The Brooke looks familiar…
It’s similar in style to Gordon Murray’s bike-engined Rocket from 1992, but the Brooke adopts a more conventional seating layout – two abreast, not one behind the other – and the engine is the 260bhp Cosworth four used in the Caterham CSR.
Not a lot. The Brooke weighs just 550kg, or 310kg less than a Lotus Elise. The composite panesl bolt onto a light but rigid tubular steel chassis made by the firm responsible for the CSR’s. The engine sits in a cradle behind the driver, accessed through the rear clamshell; expensive adjustable dampers allow the driver to tweak the ride to his taste. There’s also a set of 280mm ventilated brake discs clamped by twin-pot callipers to shed speed with enormous conviction, and sticky 205/50 Toyo tyres are wrapped around 15-inch OZ alloy wheels.
What’s it like to drive?
Every bit the retro racer. You step over the high sill and settle into a snug leather-lined plastic tub. Your view ahead is clutter-free: no A-pillar, no windscreen, nothing. In fact we felt a little exposed and the steering wheel seemed to be between our knees, rather than up high in front of us where we’d prefer it. The unassisted steering, heavy at first, lightens up on the move but it feels like a bit of a handful on the road, kicking violently in your hands over any sort of hole or ridge. On a smooth track though, where the Brooke makes more sense, it would probably be fine because it’s accurate and has bags of feel which, together with that lofty driving position and brilliant body control, helps you place the car precisely.
What about that engine?
It’s desperate to rev and delivers brutal acceleration: Brooke reckons on 4sec to 60mph, but we wouldn’t be surprised if it was even quicker. There’s enough torque (200lb ft) to save you from constantly wringing the 2.2-litre lump’s neck, but when the traffic clears that’s exactly what you’ll want to do. Flatten the pedal and the thing catapults forward, and with your head stuck up in the airstream you’re immediately aware that the Brooke is swift enough to bait genuine supercars. But then you get the needle on the tasty Stack display’s rev counter past 6000rpm and the world goes beserk – and you really have to hold on tight.
Tell me about the downsides?
No roof means when it rains you’ll get wet. No meaningful windscreen means you’re in danger of being assaulted by flies, birds and the cold unless you wear a helmet. Which is a bit of a shame because wearing a helmet on the road isn’t that great. They’re annoying and you look like a fool. The only other downside is the price: £27,995 for the basic 200bhp car, £31,995 for the 260 we drove and a heady £36,995 for the top-dog 300bhp car. It has to be said that £32k is cheap in the context of the competition – a Caterham CSR with 260bhp is £37k – but it’s still a lot of money for what is essentially a toy.

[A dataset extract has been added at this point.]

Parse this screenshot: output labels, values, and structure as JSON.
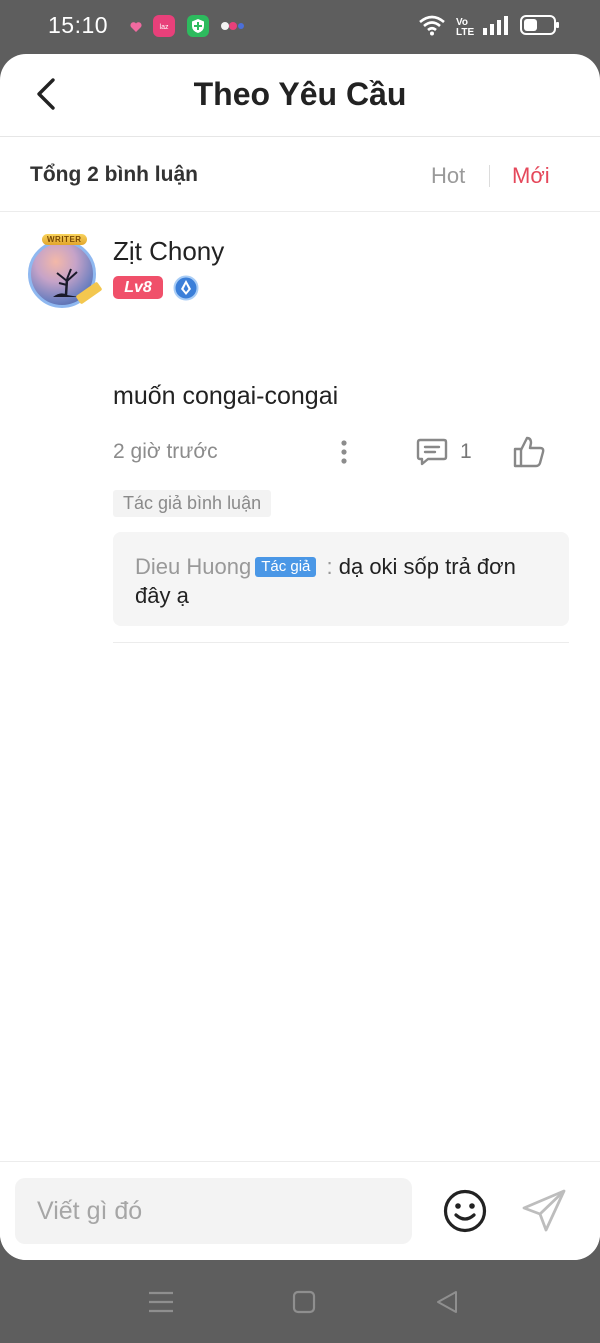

For Brooke to come from nowhere and build such a sorted car is impressive indeed. The Double R is a worthy adversary for Caterham, Westfield, Radical and all the other established names in the track-day world. But as people who like to use our cars on a regular basis, we’d have to suggest you seriously consider something like a Lotus Exige instead. Not quite as visceral an experience, granted, but not far off and a car that you could use day in day out, not just on summer weekends.